“We’re always like, ‘Why are you lighting a fire?’ ” Kia Nurse, a sophomore guard for UConn, said Friday, adding: “We’ve heard the ‘We’re pretty beatable’ comment a couple of times; it’s like a repetitive comment, for some reason. We’re confident in what we do, and we understand that we’re not invincible, but at the same time we’re coming out every single time focused and ready to go and with the intent of winning that game.”
Last weekend, UConn was taken aback when Duquesne guard Deva’Nyar Workman said UConn was not “superhuman,” and she would not “get caught up in their greatness.” At the American Athletic Conference tournament this month, South Florida’s Courtney Williams also claimed the Huskies were not unbeatable.
The Bulls went 0-3 against the Huskies this season, including a 77-51 loss in the conference tournament championship game.
“When we hear things like that, we’re like, ‘Let’s show them who’s really beatable,’ so we go out there and play extra hard and show them why we’re here and why we’re so successful,” said Saniya Chong, a junior guard for the Huskies.
Occasionally, during timeout huddles or pregame shoot-arounds, players will bring up an opponent’s recent comments, as a motivational tactic.
UConn coach Geno Auriemma is also a fan of teams that publicly challenge the Huskies.
“I think that forces you to be better that night as opposed to a team that comes in and goes, ‘You know what, we got nothing to lose; we’re just going to go play the game, and we’re leaving after the game when we lose by 50,’ ” Auriemma said. “So nobody wants to play a team like that.”
Entering the game, Schaefer said the Bulldogs could build off its battles in the Southeastern Conference, which included two wins over Tennessee. But he said he would not provide a grandiose motivational speech about upsetting Connecticut.
“You know, kids are pretty smart,” Schaefer said Friday. “So I think you can say it, but they’re probably going to look at me with crossed eyes and go, ‘Huh?’ I think everybody in the country and the world that has a heartbeat understands what you’re dealing with, 71 games in a row.”
With Saturday’s win, UConn extended its unbeaten streak to 72, and 35 this season.
Despite the absence of taunts, Schaefer said the Huskies received even more motivation after two No. 1 seeds — South Carolina and Notre Dame — both fell Friday.
“I thought it worked against us,” Schaefer said. “I didn’t think it would work for me. I felt like this is the worst thing that could have happened.”
UConn opened the game on a 13-0 run. It led 32-4 after one quarter and 61-12 at halftime. Shooting almost 63 percent from the field for the afternoon, the Huskies led by as many as 68 points in the fourth quarter. Mississippi State missed all 14 of its 3-point attempts.
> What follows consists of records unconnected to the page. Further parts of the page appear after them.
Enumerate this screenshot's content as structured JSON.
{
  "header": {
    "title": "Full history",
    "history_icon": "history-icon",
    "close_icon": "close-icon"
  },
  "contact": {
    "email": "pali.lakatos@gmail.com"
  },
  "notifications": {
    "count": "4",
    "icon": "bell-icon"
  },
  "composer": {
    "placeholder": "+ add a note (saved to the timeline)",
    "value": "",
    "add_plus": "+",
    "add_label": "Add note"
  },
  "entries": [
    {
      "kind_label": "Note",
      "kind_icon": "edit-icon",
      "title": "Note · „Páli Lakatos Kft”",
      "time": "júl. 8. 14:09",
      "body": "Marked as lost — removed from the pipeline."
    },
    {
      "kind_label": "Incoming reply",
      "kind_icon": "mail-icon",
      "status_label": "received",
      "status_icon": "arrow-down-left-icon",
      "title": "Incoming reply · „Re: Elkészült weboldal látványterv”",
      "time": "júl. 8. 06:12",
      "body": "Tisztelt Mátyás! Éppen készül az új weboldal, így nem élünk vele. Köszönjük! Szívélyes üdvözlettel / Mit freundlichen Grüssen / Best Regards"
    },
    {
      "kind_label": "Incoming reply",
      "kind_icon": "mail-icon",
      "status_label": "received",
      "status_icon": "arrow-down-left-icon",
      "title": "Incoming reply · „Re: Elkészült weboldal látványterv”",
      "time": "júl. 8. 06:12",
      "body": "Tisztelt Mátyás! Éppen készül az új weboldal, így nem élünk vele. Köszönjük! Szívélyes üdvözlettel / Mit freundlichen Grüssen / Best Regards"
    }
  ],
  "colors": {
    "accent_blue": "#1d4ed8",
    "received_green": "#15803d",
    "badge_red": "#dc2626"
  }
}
Those stats create a strong case for UConn’s invincibility. Before Saturday’s game, Auriemma was the only person actually willing to admit that the Huskies could be taken down.
“I’m thinking, like, everybody should say that because it’s true,” Auriemma said. “I think every team is beatable, and I think it’s good when you play a team that thinks if we do A, B, and C, we’re going to win this game.”
After Saturday’s masterful performance, Schaefer disagreed.
“Today, it felt like I was playing a WNBA team,” Schaefer said. “That team right there probably finishes — I don’t know what team in the league they can’t compete with.
“They play like they play today, there’s not anybody in the country that can beat them.”